The following extract is from Thomas Hobbes’ The Elements of Law:
In the state of nature, where every man is his own judge, and differeth from other concerning the names and appellations of things, and from those differences arise quarrels, and breach of peace; it was necessary there should be a common measure of all things that might fall in controversy; as for example: of what is to be called right, what good, what virtue, what much, what little, what meum and tuum, what a pound, what a quart, &c.
For in these things private judgments may differ, and beget controversy. This common measure, some say, is right reason: with whom I should consent, if there were any such thing to be found or known in rerum natura. But commonly they that call for right reason to decide any controversy, do mean their own.

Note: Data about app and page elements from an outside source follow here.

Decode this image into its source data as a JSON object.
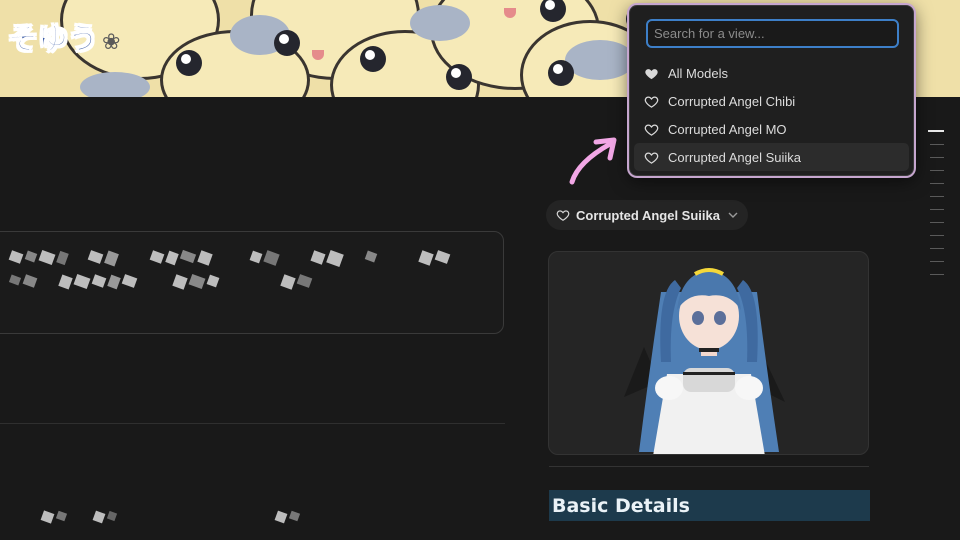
{
  "banner": {
    "logo_text": "そゆう"
  },
  "dropdown": {
    "search_placeholder": "Search for a view...",
    "items": [
      {
        "label": "All Models",
        "icon": "heart-filled-icon"
      },
      {
        "label": "Corrupted Angel Chibi",
        "icon": "heart-outline-icon"
      },
      {
        "label": "Corrupted Angel MO",
        "icon": "heart-outline-icon"
      },
      {
        "label": "Corrupted Angel Suiika",
        "icon": "heart-outline-icon",
        "selected": true
      }
    ]
  },
  "model_selector": {
    "label": "Corrupted Angel Suiika",
    "icon": "heart-outline-icon"
  },
  "section": {
    "title": "Basic Details"
  },
  "colors": {
    "accent_blue": "#3d7fc8",
    "arrow_pink": "#f2a7e6",
    "section_bg": "#1d3a4c"
  }
}
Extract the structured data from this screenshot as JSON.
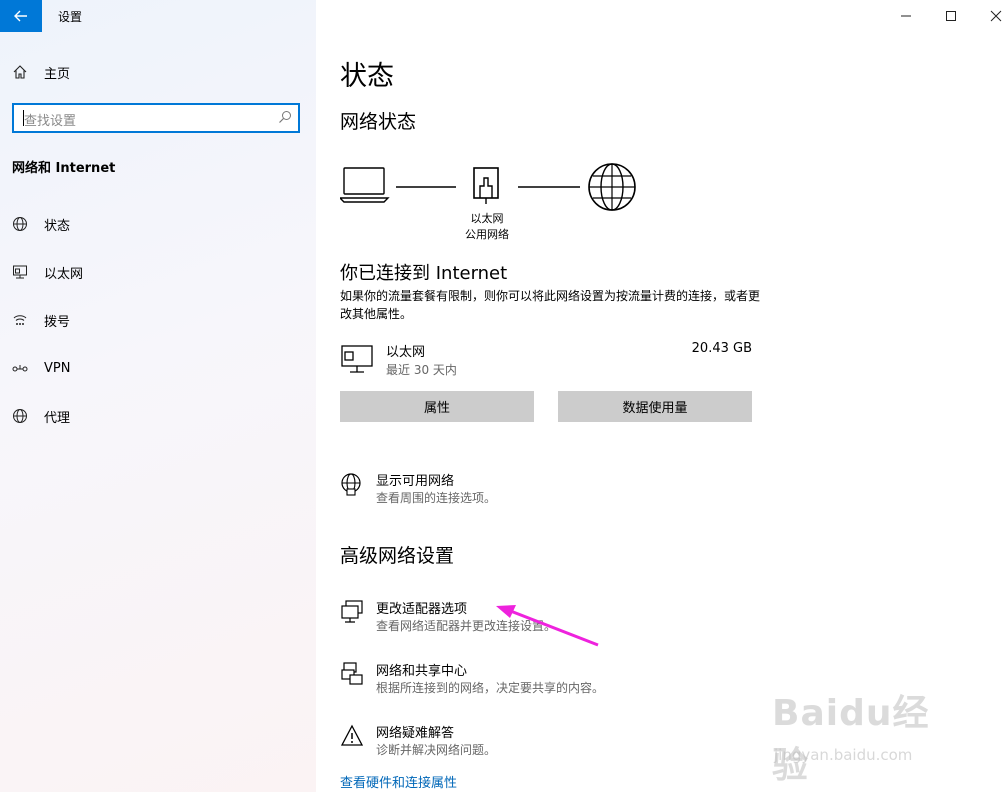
{
  "app": {
    "title": "设置"
  },
  "sidebar": {
    "home_label": "主页",
    "search_placeholder": "查找设置",
    "section_label": "网络和 Internet",
    "items": [
      {
        "label": "状态",
        "icon": "status-globe-icon"
      },
      {
        "label": "以太网",
        "icon": "ethernet-icon"
      },
      {
        "label": "拨号",
        "icon": "dialup-icon"
      },
      {
        "label": "VPN",
        "icon": "vpn-icon"
      },
      {
        "label": "代理",
        "icon": "proxy-globe-icon"
      }
    ]
  },
  "main": {
    "page_title": "状态",
    "network_status_title": "网络状态",
    "diagram": {
      "adapter_name": "以太网",
      "network_type": "公用网络"
    },
    "connected_heading": "你已连接到 Internet",
    "connected_desc": "如果你的流量套餐有限制，则你可以将此网络设置为按流量计费的连接，或者更改其他属性。",
    "ethernet": {
      "name": "以太网",
      "period": "最近 30 天内",
      "usage": "20.43 GB"
    },
    "buttons": {
      "properties": "属性",
      "data_usage": "数据使用量"
    },
    "show_networks": {
      "title": "显示可用网络",
      "desc": "查看周围的连接选项。"
    },
    "advanced_title": "高级网络设置",
    "advanced_items": [
      {
        "title": "更改适配器选项",
        "desc": "查看网络适配器并更改连接设置。"
      },
      {
        "title": "网络和共享中心",
        "desc": "根据所连接到的网络，决定要共享的内容。"
      },
      {
        "title": "网络疑难解答",
        "desc": "诊断并解决网络问题。"
      }
    ],
    "hardware_link": "查看硬件和连接属性"
  },
  "watermark": {
    "brand": "Baidu经验",
    "url": "jingyan.baidu.com"
  },
  "colors": {
    "accent": "#0078d7",
    "link": "#0067b8",
    "annotation_arrow": "#ee22dd",
    "button_bg": "#cccccc"
  }
}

But this is certain, seeing right reason is not existent, the reason of some man, or men, must supply the place thereof; and that man, or men, is he or they, that have the sovereign power, as hath been already proved; and consequently the civil laws are to all subjects the measures of their actions, whereby to determine, whether they be right or wrong, profitable or unprofitable, virtuous or vicious; and by them the use and definition of all names not agreed upon, and tending to controversy, shall be established. As for example, upon the occasion of some strange and deformed birth, it shall not be decided by Aristotle, or the philosophers, whether the same be a man or no, but by the laws.